May 30, 2018 (Montreal) – The six parity committees from the automotive services industry (CPA) denounce the tabling of Bill 189—An Act mainly to confer the responsibility for overseeing collective agreement decrees on the Commission des normes, de l’équité, de la santé et de la sécurité du travail (CNESST)—an act that will only serve to dismantle parity committees and add to governmental red tape.
“It’s a shame: the Minister already has a modernization plan for parity committees, Bill 53, which received broad consensus in favour of increased transparency and accountability. It is hard to understand abandoning such wide-spread consensus for a bill that will never be adopted,” explained Mr. Yvan Domingue, Management Co-Chairman for the provincial body that represents all the CPAs.
Their close contact with workers and employers means that the automotive services industry parity committees can take effective action against illegal work, maintain healthy competition among companies and ensure that this does not happen at the expense of employees’ working conditions.
In addition, their CPA workforce qualification and training system provides workers with development opportunities and skill recognition while giving employers access to a trained and qualified workforce. This in-depth knowledge of the field arms the CPAs with an effective approach for ensuring that the Decrees and working conditions for employees are respected. Unfortunately, this will not be the case with the CNESST. Their process for treating complaints and cumbersome bureaucratic procedures are far removed from daily reality. By comparison, the CPAs have a mission which enables them to resolve complaints quickly and without cumbersome legal involvement—such as recovering amounts owed to workers—while ensuring that employers understand the Decree.
Parity committee governance and transparency
Bill 53, tabled by the government 18 months ago, would have addressed governance issues and could have been adopted quickly by the government. Since the tabling of Bill 53, the CPAs have continued with improvement measures for better governance and greater transparency on the part of the parity committees.
“We are surprised that the Minister is stating a lack of transparency on the part of parity committees as a reason for the new bill; she systematically receives a very detailed annual report from each parity committee that includes full financial statements, details on each budget item, the number of inspections, file resolutions, the number of cases brought before the courts, etc. Bill 53 already addressed this issue,” explained Ms. Proulx, Executive Director of the Parity committee of the automotive services industry in Montreal (CPA Montréal).
Quebec’s automotive services industry will face major challenges in the coming years. Some key issues are technological challenges related to the arrival of electric vehicles, self-driving vehicles and the need to develop the necessary skills in both the current and future workforce. In addition, an estimated 20% of the industry’s qualified workers will retire in the next ten years. The parity committees whole-heartedly denounce the vain and useless structural changes tabled by the government, changes that will do nothing to help the industry strengthen its position.
About the CPAs
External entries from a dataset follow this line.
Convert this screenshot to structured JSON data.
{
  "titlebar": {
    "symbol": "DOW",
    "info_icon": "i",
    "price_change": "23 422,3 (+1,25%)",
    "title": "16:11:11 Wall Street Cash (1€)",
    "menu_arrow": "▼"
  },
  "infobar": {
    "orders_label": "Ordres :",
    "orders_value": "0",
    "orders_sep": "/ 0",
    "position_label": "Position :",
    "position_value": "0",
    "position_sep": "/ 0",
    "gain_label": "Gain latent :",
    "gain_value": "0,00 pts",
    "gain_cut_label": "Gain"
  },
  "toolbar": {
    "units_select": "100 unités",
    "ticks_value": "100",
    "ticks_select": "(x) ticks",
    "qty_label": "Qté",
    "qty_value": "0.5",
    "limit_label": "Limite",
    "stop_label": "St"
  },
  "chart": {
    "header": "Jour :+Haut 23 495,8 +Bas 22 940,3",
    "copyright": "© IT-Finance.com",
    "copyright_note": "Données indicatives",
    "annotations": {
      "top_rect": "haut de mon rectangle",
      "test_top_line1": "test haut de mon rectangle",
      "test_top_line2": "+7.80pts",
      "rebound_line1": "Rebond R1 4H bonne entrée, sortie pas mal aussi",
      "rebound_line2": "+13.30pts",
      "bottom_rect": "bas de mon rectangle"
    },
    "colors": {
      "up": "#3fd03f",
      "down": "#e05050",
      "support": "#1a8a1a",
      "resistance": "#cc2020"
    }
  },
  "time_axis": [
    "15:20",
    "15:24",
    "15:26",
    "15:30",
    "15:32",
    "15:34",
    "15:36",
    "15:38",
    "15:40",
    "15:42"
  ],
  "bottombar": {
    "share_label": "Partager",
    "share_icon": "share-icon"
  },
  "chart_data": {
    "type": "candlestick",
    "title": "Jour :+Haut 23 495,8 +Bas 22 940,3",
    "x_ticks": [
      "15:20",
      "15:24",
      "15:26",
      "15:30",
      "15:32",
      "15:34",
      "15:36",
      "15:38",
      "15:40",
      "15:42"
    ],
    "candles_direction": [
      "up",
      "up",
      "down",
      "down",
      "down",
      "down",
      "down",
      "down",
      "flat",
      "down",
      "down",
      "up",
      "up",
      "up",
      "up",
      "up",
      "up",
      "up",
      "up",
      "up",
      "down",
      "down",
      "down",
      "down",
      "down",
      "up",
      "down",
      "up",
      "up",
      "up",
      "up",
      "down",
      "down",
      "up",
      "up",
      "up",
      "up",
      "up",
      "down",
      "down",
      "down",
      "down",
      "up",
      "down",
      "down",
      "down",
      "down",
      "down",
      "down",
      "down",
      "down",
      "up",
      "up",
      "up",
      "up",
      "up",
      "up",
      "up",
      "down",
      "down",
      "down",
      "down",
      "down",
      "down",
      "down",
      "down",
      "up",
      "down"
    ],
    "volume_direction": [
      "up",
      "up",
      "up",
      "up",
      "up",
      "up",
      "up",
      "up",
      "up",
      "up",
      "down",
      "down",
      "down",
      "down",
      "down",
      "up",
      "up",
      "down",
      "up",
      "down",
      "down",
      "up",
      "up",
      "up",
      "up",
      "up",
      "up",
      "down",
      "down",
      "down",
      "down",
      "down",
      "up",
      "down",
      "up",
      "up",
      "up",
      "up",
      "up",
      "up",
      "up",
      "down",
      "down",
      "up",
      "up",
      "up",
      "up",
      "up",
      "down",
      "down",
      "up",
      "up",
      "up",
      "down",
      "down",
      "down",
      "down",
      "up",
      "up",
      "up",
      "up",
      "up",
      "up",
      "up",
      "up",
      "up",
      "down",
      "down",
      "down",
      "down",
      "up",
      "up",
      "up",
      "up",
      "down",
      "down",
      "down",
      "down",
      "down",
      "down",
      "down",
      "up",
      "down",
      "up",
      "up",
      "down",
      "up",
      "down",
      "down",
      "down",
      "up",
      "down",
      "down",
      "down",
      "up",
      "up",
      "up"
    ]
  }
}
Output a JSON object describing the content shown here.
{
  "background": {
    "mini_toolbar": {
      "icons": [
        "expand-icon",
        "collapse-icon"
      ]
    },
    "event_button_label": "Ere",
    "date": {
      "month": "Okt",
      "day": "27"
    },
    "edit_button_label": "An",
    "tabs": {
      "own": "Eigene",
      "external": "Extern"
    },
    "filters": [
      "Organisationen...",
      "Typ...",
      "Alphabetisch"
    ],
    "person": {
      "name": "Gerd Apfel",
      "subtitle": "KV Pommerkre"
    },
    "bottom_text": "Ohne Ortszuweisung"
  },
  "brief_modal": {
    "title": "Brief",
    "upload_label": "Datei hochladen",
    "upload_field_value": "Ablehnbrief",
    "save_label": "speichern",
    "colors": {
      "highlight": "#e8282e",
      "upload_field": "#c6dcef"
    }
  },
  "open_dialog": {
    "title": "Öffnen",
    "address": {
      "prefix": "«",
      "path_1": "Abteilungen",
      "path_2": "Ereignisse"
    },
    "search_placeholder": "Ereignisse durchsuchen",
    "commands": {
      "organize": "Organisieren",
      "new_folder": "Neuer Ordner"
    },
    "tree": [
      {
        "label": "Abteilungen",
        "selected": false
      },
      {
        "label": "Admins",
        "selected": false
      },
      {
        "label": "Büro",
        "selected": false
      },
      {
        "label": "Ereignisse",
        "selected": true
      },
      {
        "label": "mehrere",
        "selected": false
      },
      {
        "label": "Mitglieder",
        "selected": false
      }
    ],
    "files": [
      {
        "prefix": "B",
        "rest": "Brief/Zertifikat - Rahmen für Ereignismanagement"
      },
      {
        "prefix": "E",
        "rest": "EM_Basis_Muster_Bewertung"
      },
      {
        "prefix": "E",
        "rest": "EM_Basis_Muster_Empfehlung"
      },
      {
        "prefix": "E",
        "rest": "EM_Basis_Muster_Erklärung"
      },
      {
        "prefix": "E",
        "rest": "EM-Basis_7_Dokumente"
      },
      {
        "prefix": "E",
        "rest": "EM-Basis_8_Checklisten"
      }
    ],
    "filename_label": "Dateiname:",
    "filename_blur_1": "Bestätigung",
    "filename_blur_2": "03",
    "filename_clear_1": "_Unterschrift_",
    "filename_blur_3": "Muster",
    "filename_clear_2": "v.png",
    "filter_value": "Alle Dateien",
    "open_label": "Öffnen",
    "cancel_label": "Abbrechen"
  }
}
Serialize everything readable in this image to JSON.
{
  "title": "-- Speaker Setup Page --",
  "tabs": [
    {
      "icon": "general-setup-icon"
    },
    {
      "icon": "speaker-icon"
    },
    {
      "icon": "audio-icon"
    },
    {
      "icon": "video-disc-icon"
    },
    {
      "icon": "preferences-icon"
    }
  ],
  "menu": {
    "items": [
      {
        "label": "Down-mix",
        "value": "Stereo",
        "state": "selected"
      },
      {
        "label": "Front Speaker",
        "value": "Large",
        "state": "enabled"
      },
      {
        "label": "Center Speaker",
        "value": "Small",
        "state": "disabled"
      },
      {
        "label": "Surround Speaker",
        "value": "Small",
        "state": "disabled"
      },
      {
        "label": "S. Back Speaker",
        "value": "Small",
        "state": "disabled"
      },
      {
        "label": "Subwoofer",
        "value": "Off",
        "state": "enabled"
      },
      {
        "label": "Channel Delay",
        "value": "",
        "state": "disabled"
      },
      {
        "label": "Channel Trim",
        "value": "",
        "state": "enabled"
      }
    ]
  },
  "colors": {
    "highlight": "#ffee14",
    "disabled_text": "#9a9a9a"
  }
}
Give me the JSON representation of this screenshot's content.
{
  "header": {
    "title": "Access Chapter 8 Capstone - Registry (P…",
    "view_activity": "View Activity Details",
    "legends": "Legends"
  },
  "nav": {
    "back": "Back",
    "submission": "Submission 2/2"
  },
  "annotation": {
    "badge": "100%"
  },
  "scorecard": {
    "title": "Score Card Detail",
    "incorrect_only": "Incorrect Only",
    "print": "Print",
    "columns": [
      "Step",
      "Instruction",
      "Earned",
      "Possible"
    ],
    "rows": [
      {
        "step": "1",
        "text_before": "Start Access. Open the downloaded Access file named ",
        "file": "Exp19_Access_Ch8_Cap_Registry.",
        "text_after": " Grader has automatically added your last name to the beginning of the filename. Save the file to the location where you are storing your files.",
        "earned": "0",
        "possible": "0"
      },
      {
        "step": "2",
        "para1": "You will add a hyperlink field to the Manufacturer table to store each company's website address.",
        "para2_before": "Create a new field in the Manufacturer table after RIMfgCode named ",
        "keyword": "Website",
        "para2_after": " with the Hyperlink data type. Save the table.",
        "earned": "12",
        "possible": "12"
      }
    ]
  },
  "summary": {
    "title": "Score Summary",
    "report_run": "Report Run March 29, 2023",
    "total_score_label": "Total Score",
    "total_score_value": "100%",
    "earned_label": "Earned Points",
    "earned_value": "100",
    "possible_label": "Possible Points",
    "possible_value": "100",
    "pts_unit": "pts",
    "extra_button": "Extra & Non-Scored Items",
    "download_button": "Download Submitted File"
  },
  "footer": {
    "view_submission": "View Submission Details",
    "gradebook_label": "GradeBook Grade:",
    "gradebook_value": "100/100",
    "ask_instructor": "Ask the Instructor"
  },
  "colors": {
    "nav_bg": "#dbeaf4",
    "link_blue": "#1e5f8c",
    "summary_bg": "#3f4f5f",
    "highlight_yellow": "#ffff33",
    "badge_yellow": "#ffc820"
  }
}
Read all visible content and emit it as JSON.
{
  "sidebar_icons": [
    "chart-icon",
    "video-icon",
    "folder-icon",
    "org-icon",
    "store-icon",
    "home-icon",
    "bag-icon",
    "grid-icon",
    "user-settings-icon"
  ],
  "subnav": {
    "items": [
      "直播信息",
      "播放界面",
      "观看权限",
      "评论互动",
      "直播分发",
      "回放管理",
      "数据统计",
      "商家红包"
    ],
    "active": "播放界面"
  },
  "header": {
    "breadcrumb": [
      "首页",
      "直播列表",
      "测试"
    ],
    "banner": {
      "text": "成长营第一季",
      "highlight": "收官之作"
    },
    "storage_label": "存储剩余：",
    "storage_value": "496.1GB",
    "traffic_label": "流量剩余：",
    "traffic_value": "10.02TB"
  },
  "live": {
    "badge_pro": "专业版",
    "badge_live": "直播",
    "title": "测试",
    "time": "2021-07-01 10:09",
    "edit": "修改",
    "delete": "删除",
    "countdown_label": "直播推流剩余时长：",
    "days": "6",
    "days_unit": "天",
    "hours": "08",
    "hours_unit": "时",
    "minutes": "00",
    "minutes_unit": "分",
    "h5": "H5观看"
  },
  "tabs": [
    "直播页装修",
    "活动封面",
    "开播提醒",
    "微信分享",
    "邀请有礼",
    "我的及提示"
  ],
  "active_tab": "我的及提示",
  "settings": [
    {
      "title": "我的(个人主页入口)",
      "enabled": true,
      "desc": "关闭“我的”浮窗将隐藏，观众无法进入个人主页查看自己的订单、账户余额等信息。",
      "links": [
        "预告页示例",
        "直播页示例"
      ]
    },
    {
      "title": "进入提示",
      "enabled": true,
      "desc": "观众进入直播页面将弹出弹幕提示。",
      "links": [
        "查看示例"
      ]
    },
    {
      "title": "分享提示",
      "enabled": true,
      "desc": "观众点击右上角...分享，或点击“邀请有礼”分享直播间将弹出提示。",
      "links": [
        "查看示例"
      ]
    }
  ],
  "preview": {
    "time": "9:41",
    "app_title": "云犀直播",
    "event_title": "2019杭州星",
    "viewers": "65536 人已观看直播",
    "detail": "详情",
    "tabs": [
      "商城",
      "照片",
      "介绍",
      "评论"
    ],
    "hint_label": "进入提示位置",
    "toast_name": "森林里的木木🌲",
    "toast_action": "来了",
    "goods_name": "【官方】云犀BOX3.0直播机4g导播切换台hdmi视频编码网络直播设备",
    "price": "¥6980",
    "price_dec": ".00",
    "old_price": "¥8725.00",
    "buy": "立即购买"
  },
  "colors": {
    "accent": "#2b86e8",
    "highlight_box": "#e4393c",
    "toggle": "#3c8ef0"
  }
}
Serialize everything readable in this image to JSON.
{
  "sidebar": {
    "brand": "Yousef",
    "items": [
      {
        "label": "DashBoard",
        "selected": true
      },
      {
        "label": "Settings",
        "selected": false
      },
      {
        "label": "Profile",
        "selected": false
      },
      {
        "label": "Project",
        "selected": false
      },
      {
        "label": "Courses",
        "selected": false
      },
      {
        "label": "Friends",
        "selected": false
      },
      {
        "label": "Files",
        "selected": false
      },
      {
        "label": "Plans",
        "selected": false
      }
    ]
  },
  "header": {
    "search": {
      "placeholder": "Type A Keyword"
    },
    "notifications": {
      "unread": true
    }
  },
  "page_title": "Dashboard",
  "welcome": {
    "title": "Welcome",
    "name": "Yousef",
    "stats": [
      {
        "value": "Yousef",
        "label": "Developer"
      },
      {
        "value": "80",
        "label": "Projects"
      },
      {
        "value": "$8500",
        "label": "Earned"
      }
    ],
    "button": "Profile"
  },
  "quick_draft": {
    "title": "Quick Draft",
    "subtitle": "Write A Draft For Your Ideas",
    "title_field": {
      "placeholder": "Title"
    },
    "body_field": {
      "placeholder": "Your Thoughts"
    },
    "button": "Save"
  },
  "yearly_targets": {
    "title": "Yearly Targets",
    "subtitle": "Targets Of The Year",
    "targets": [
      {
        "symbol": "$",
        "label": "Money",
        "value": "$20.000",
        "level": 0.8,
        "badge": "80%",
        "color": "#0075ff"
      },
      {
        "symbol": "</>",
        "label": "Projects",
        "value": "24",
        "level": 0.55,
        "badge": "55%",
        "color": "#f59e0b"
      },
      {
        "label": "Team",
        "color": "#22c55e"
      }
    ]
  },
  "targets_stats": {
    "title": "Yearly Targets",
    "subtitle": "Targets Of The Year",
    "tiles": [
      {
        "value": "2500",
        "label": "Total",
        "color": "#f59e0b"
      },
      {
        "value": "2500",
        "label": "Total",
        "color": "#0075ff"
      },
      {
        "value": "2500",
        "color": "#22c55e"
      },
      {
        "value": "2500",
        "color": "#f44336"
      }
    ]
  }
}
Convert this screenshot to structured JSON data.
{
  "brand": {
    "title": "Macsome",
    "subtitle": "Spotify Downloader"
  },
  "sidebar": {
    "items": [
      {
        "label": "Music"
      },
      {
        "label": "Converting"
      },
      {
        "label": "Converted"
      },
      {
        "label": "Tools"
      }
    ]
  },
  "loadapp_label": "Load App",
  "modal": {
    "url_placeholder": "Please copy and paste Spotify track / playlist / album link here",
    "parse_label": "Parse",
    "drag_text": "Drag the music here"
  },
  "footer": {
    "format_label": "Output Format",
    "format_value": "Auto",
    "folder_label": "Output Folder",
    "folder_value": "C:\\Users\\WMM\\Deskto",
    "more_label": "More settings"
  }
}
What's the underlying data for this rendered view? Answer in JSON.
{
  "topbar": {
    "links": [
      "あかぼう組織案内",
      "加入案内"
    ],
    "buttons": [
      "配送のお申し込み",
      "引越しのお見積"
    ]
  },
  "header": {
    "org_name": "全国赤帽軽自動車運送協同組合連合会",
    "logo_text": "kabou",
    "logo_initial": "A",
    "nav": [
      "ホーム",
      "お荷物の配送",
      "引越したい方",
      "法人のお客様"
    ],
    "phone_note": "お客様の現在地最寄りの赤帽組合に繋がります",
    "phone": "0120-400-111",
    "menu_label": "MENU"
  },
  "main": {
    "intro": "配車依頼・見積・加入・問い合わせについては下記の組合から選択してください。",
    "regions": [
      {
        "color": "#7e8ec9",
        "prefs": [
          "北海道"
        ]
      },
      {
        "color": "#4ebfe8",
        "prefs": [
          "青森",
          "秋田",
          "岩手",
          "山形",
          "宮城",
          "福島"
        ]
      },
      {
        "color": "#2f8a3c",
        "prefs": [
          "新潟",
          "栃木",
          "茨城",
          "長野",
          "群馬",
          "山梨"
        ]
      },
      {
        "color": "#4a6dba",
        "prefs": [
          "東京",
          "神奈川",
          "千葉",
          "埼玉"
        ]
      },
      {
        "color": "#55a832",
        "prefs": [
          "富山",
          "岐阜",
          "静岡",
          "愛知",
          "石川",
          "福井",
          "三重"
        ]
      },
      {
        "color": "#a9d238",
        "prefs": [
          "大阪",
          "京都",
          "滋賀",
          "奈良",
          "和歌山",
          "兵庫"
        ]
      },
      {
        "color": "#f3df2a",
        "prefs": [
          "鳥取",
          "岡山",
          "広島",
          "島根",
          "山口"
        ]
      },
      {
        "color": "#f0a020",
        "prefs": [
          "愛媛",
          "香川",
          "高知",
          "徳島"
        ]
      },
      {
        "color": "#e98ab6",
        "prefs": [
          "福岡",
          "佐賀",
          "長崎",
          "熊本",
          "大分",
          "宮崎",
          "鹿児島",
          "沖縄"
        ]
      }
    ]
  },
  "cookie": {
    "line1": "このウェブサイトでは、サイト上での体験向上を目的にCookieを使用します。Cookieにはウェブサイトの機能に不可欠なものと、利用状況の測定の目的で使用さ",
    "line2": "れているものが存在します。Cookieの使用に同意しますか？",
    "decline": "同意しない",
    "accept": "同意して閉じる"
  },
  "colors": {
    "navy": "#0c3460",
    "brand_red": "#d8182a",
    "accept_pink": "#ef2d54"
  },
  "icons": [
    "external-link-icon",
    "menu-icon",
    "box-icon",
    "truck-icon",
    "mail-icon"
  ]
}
The Parity committees of the automotive services industry (CPAs) for the Eastern Townships, Lanaudière-Laurentides, Mauricie, Saguenay-Lac-Saint-Jean, Quebec City and Montreal regions are non-profit organizations made up of employer and employee associations. Their common mission is to support the industry by negotiating and managing the Decree, overseeing its application and running the Qualification and training plan for industry workers.